Data entries:
————————

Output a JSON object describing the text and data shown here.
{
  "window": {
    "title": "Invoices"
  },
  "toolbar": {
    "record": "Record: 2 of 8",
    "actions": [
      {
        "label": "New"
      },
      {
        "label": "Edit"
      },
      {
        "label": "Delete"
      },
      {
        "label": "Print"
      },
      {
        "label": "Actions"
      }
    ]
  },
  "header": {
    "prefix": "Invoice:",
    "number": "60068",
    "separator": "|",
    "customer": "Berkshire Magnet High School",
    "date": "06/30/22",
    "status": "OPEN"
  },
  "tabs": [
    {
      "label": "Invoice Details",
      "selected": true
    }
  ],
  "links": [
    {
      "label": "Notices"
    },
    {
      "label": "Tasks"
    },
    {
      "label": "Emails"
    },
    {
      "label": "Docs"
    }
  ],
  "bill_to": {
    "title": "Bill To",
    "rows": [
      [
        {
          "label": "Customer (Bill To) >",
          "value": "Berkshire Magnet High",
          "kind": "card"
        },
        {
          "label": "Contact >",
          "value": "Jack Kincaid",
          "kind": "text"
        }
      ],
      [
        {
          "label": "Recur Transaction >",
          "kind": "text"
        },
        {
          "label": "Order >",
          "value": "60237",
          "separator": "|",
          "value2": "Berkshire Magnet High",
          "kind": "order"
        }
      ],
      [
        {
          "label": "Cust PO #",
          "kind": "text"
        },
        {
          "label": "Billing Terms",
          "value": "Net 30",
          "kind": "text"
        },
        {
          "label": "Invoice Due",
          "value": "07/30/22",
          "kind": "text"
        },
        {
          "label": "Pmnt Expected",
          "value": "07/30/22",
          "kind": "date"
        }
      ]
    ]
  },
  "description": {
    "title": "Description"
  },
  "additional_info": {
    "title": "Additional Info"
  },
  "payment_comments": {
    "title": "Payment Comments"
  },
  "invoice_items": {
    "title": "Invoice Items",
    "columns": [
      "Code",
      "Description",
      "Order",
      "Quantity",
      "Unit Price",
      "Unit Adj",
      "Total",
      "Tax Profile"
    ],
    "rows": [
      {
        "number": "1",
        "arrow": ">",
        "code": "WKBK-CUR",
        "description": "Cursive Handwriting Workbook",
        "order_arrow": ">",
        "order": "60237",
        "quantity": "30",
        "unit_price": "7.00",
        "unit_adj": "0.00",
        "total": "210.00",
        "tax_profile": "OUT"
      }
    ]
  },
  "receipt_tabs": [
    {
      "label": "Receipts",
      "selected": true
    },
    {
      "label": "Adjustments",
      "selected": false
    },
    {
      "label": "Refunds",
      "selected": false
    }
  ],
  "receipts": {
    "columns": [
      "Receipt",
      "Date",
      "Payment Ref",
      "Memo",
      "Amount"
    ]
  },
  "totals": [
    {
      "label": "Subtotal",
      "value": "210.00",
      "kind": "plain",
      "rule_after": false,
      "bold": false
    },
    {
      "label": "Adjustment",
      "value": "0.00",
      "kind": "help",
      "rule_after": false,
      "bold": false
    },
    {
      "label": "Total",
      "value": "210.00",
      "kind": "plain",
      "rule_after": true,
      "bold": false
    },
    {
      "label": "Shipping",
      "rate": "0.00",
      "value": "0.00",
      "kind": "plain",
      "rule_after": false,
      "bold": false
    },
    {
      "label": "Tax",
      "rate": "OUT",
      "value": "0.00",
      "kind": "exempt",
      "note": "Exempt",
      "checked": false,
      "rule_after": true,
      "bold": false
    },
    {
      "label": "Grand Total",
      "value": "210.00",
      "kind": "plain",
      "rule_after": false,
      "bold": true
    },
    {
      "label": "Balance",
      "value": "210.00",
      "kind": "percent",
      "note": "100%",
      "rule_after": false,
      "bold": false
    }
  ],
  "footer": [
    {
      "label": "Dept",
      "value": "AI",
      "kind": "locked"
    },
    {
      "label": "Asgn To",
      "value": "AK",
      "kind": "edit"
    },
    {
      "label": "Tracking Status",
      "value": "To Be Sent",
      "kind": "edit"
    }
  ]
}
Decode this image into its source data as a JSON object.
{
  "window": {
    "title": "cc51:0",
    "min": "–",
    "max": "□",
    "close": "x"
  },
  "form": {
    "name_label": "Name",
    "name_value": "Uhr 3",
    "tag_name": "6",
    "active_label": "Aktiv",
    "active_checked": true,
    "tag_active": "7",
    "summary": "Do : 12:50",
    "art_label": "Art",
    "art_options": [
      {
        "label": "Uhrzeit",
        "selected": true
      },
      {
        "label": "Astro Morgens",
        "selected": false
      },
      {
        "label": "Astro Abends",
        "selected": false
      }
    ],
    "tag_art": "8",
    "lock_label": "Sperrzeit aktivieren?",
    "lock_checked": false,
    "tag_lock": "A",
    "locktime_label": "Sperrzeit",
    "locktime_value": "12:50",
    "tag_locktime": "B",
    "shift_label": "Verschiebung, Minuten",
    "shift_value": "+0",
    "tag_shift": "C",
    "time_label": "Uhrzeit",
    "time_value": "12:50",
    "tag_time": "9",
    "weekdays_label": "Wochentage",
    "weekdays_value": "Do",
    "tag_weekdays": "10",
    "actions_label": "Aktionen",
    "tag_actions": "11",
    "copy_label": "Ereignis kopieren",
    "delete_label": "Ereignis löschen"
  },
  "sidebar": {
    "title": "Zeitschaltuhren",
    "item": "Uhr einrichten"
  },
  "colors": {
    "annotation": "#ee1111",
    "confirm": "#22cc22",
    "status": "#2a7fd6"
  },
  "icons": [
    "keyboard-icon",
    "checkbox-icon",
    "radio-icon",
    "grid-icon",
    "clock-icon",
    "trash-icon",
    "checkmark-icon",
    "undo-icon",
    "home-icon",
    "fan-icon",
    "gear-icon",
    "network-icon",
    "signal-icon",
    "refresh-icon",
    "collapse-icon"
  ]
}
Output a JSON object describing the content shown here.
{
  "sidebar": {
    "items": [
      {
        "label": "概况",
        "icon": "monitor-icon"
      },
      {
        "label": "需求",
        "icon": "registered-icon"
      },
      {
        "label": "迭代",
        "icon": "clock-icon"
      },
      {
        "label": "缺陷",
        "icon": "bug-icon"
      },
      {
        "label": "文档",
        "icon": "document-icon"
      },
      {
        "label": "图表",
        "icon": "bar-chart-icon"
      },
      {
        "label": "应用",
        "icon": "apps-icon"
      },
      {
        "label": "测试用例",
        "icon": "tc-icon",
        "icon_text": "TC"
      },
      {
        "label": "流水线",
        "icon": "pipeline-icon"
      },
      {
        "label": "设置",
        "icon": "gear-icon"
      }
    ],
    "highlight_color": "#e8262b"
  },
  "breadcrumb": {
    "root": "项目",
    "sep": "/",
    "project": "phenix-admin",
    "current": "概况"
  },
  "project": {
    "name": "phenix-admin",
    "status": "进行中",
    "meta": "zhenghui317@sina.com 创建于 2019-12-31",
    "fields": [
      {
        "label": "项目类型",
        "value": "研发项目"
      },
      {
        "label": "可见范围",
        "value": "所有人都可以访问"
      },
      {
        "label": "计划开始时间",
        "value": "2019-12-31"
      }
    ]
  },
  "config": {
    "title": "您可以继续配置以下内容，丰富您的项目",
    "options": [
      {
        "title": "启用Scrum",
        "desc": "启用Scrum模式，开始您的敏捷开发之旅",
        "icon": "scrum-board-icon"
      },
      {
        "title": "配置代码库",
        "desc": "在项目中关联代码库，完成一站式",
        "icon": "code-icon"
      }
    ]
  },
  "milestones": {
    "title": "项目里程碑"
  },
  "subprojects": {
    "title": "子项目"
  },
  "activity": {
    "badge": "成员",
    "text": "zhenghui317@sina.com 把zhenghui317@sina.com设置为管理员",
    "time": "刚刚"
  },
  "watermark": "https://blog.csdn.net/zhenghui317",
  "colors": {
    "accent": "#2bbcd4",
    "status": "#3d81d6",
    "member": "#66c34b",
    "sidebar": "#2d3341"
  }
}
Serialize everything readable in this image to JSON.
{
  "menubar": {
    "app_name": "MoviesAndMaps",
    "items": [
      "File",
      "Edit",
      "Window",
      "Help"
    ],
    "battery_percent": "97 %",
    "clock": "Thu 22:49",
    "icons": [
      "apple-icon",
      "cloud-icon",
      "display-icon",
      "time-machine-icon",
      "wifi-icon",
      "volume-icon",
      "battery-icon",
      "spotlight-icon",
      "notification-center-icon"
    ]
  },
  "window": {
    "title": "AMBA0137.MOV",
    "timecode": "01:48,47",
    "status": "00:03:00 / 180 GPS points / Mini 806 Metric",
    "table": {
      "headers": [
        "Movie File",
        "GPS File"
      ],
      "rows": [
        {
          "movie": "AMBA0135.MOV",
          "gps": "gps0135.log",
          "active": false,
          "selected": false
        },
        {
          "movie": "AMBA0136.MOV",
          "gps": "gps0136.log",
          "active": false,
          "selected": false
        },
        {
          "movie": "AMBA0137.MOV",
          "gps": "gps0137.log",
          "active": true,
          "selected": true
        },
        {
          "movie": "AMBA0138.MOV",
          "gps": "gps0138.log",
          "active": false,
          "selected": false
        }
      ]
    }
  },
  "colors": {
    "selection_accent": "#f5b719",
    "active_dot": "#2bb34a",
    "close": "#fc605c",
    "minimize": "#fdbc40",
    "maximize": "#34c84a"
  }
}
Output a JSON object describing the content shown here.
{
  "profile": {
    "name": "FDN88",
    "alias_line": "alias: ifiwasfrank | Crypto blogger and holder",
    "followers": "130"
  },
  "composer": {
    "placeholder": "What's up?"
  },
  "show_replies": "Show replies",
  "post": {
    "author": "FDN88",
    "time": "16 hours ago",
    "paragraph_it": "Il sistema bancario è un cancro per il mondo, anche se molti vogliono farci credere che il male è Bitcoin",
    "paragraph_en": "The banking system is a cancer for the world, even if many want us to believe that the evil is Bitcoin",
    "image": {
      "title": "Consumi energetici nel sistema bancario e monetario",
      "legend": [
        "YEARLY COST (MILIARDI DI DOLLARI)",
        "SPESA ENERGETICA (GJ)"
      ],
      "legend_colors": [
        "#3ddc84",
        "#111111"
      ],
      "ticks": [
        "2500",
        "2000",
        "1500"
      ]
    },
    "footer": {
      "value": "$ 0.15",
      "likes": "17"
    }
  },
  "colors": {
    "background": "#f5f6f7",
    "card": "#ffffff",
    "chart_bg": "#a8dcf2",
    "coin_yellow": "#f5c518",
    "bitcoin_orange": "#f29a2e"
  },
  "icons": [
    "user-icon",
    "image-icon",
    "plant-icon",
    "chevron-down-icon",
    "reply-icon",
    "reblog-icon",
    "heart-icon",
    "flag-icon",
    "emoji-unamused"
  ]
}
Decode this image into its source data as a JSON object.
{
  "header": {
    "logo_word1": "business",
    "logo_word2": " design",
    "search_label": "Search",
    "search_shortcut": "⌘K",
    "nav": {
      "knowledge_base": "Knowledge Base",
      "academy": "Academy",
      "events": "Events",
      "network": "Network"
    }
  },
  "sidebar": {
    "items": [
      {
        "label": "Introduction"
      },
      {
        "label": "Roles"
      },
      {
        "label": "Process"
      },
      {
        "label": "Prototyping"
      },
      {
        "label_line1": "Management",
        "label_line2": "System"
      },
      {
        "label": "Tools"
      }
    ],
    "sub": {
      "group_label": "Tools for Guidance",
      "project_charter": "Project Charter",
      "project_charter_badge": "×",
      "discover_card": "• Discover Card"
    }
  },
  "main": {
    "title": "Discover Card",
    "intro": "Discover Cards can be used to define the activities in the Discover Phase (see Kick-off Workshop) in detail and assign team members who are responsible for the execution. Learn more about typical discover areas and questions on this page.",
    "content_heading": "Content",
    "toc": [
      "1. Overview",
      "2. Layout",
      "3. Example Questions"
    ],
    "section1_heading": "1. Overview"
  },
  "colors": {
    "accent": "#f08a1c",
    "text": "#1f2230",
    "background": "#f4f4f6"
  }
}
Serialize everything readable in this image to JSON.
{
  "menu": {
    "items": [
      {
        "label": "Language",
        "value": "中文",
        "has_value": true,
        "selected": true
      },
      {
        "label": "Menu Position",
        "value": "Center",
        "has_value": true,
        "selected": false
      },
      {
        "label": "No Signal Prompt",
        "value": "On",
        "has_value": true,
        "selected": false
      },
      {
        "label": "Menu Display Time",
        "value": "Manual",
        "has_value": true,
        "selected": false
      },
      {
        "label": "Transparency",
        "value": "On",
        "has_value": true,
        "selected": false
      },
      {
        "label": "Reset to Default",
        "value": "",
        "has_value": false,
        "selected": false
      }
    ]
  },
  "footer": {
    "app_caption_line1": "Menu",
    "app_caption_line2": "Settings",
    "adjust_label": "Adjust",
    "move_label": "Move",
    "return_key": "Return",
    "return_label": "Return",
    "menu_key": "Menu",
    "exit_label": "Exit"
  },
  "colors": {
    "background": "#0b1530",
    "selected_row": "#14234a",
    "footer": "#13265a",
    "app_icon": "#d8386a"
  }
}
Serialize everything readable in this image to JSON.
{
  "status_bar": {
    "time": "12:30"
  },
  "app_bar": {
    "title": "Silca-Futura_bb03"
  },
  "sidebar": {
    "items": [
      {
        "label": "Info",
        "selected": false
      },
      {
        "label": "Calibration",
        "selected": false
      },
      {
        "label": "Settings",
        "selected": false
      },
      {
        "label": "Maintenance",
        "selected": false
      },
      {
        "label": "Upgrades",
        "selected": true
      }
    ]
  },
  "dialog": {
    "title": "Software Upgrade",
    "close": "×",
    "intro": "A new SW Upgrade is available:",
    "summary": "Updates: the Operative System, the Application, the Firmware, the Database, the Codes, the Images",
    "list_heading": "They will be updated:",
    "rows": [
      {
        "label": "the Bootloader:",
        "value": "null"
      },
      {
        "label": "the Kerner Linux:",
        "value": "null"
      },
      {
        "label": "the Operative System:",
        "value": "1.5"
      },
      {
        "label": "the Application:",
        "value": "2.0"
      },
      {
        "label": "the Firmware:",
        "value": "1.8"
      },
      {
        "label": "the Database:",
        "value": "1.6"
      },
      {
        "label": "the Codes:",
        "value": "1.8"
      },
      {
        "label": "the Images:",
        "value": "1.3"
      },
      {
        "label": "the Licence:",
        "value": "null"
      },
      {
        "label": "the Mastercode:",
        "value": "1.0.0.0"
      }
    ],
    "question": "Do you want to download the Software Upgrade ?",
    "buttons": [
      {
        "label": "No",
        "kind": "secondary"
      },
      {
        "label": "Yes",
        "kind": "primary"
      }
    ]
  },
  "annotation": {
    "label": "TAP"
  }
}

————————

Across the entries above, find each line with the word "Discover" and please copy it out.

      "discover_card": "• Discover Card"
    "title": "Discover Card",
    "intro": "Discover Cards can be used to define the activities in the Discover Phase (see Kick-off Workshop) in detail and assign team members who are responsible for the execution. Learn more about typical discover areas and questions on this page.",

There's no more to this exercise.